Of course, there is the consideration that adults aged 51 and older should obtain most of their vitamin B12 from foods fortified with vitamin B12 or a vitamin B12-containing supplement.3 This is a separate issue since it applies to all adults, not just vegetarians.
While several recent reviews5-7 have found a high prevalence of vitamin B12 deficiency in vegetarians, little information is available about dietary or supplement practices of these vegetarians. In areas of the world where vitamin A deficiency is common, we don’t emphatically state that vitamin A supplements are required; instead, we emphasize getting vitamin A from food sources. The same seems to be indicated for vitamin B12.
Some vegetarians (vegans, lacto or lacto-ovo vegetarians) may find that supplements are more convenient; others may prefer to use fortified foods. Vegetarians who use dairy products and/or eggs may prefer these sources. What’s important is to ensure that food or fortified food sources are reliable, are adequate, and are used on a daily basis.
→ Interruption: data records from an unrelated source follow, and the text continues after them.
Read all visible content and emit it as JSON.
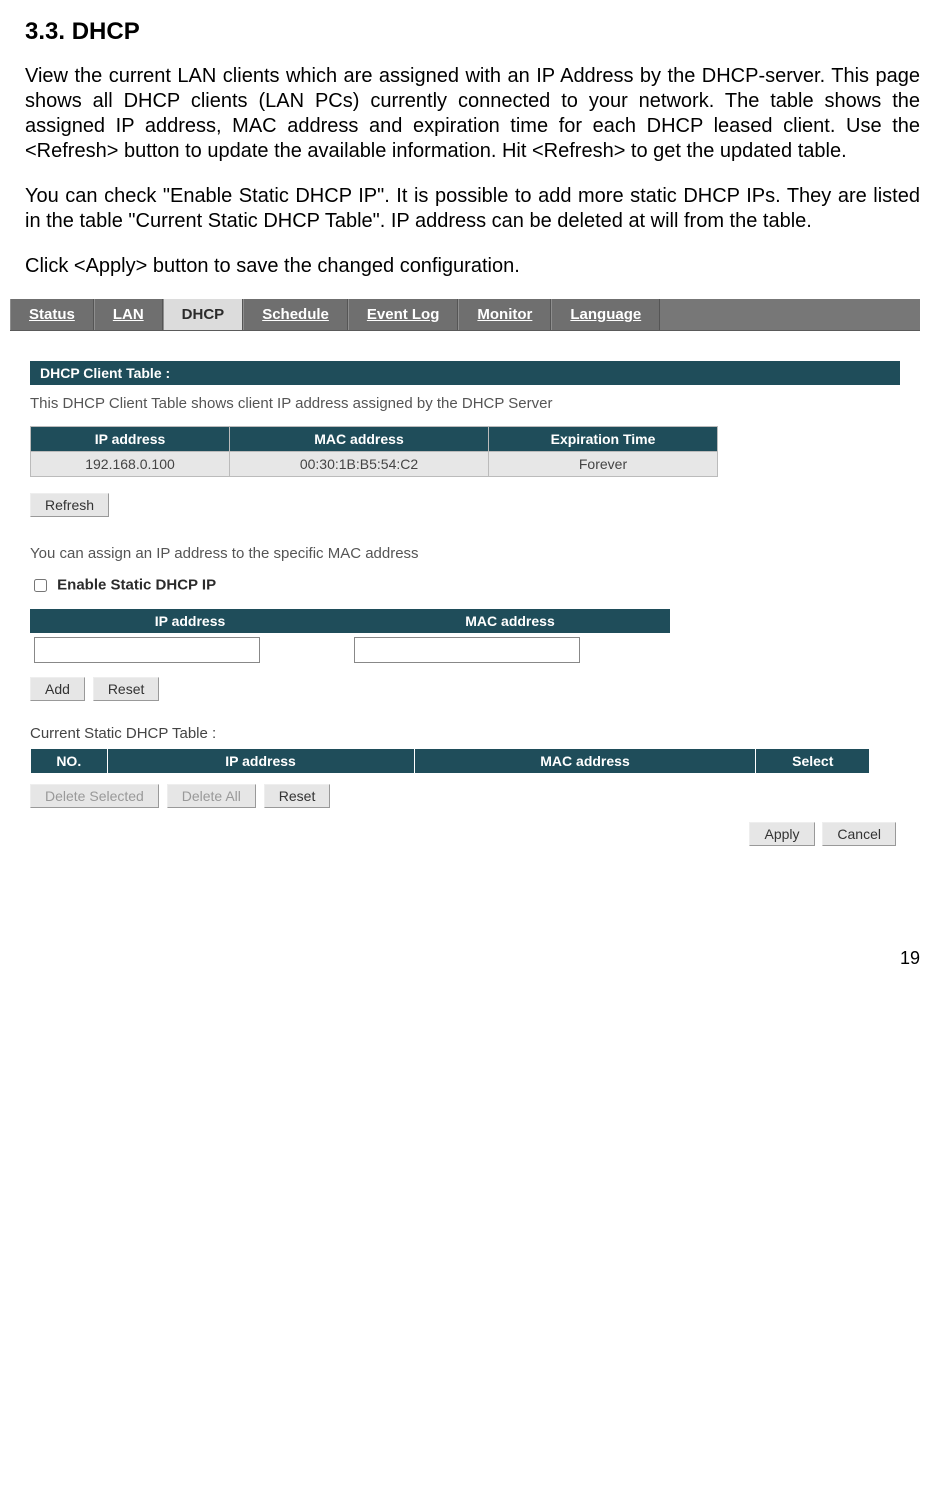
{
  "heading": "3.3. DHCP",
  "para1": "View the current LAN clients which are assigned with an IP Address by the DHCP-server. This page shows all DHCP clients (LAN PCs) currently connected to your network. The table shows the assigned IP address, MAC address and expiration time for each DHCP leased client. Use the <Refresh> button to update the available information. Hit <Refresh> to get the updated table.",
  "para2": "You can check \"Enable Static DHCP IP\". It is possible to add more static DHCP IPs. They are listed in the table \"Current Static DHCP Table\". IP address can be deleted at will from the table.",
  "para3": "Click <Apply> button to save the changed configuration.",
  "tabs": {
    "status": "Status",
    "lan": "LAN",
    "dhcp": "DHCP",
    "schedule": "Schedule",
    "eventlog": "Event Log",
    "monitor": "Monitor",
    "language": "Language"
  },
  "section_title": "DHCP Client Table :",
  "section_desc": "This DHCP Client Table shows client IP address assigned by the DHCP Server",
  "client_headers": {
    "ip": "IP address",
    "mac": "MAC address",
    "exp": "Expiration Time"
  },
  "client_row": {
    "ip": "192.168.0.100",
    "mac": "00:30:1B:B5:54:C2",
    "exp": "Forever"
  },
  "refresh": "Refresh",
  "assign_text": "You can assign an IP address to the specific MAC address",
  "enable_static": "Enable Static DHCP IP",
  "input_headers": {
    "ip": "IP address",
    "mac": "MAC address"
  },
  "add": "Add",
  "reset": "Reset",
  "static_title": "Current Static DHCP Table :",
  "static_headers": {
    "no": "NO.",
    "ip": "IP address",
    "mac": "MAC address",
    "select": "Select"
  },
  "delete_selected": "Delete Selected",
  "delete_all": "Delete All",
  "apply": "Apply",
  "cancel": "Cancel",
  "page_num": "19"
}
If supplements are used, be aware that the amount absorbed is reduced, the higher the dose of the supplement. About 5% of the vitamin B12 in a supplement containing 25 mcg of vitamin B12 is absorbed.8-10 A lesser amount, 1% or less of the vitamin B12 in a supplement containing more than 100 micrograms of vitamin B12, is absorbed.3,9 Vegan registered dietitians Jack Norris, RD and Virginia Messina, MPH, RD recommend that if vitamin B12 supplements are used, you should take either a 25-100 microgram supplement once a day or a 1000 microgram supplement three times a week.11
For more information about vitamin B12, refer to Jack Norris, RD’s excellent webpage – Vitamin B12 – Are You Getting It?
1. U.S. Department of Agriculture, Agricultural Research Service. 2014. USDA National Nutrient Database for Standard Reference, Release 27. Nutrient Data Laboratory Home Page, http://www.ars.usda.gov/ba/bhnrc/nd
2. Mangels R, Messina V, Messina M. The Dietitian’s Guide to Vegetarian Diets, 3rd edition. Jones and Bartlett Publishers, 2010.
3. Institute of Medicine, Food and Nutrition Board: Dietary Reference Intakes for Thiamin, Riboflavin, Niacin, Vitamin B-6, Folate, Vitamin B-12, Pantothenic Acid, Biotin, and Choline. Washington, DC: National Academy Press, 1998.
4. Russell RM, Baik H, Kehayias JJ. Older men and women efficiently absorb vitamin B-12 from milk and fortified bread. J Nutr. 2001 Feb;131(2):291-3.
5. Pawlak R, Parrott SJ, Raj S, Cullum-Dugan D, Lucus D. How prevalent is vitamin B12 deficiency among vegetarians? Nutr Rev.2013 Feb;71(2):110-7.
6. Obersby D, Chappell DC, Dunnett A, Tsiami AA. Plasma total homocysteine status of vegetarians compared with omnivores: a systematic review and meta-analysis. Br J Nutr. 2013;109(5):785-94.
7. Pawlak R, Lester SE, Babatunde T. The prevalence of cobalamin deficiency among vegetarians assessed by serum vitamin B12: a review of literature. Eur J Clin Nutr. 2014 May;68(5):541-8.
8. Heyssel RM, Bozian RC, Darby WJ, Bell MC. Vitamin B12 turnover in man: the assimilation of vitamin B12 from natural foodstuff by man and estimates of minimal daily dietary requirements. Am J Clin Nutr. 1966;18:176–84.
9. Berlin H, Berlin R, Brante G. Oral treatment of pernicious anemia with high doses of vitamin B12 without intrinsic factor. Acta Med Scand. 1968;184:247–58.
10. Adams JF, Ross SK, Mervyn L, Boddy K, King P. Absorption of cyanocobalamin, coenzyme B 12, methylcobalamin, and hydroxocobalamin at different dose levels. Scand J Gastroenterol. 1971;6:249–52.
11. Norris J, Messina V. Vegan for Life. DaCapo Press, 2011.
The contents of this posting, our website and our other publications, including Vegetarian Journal, are not intended to provide personal medical advice. Medical advice should be obtained from a qualified health professional. We often depend on product and ingredient information from company statements. It is impossible to be 100% sure about a statement, info can change, people have different views, and mistakes can be made. Please use your best judgment about whether a product is suitable for you. To be sure, do further research or confirmation on your own.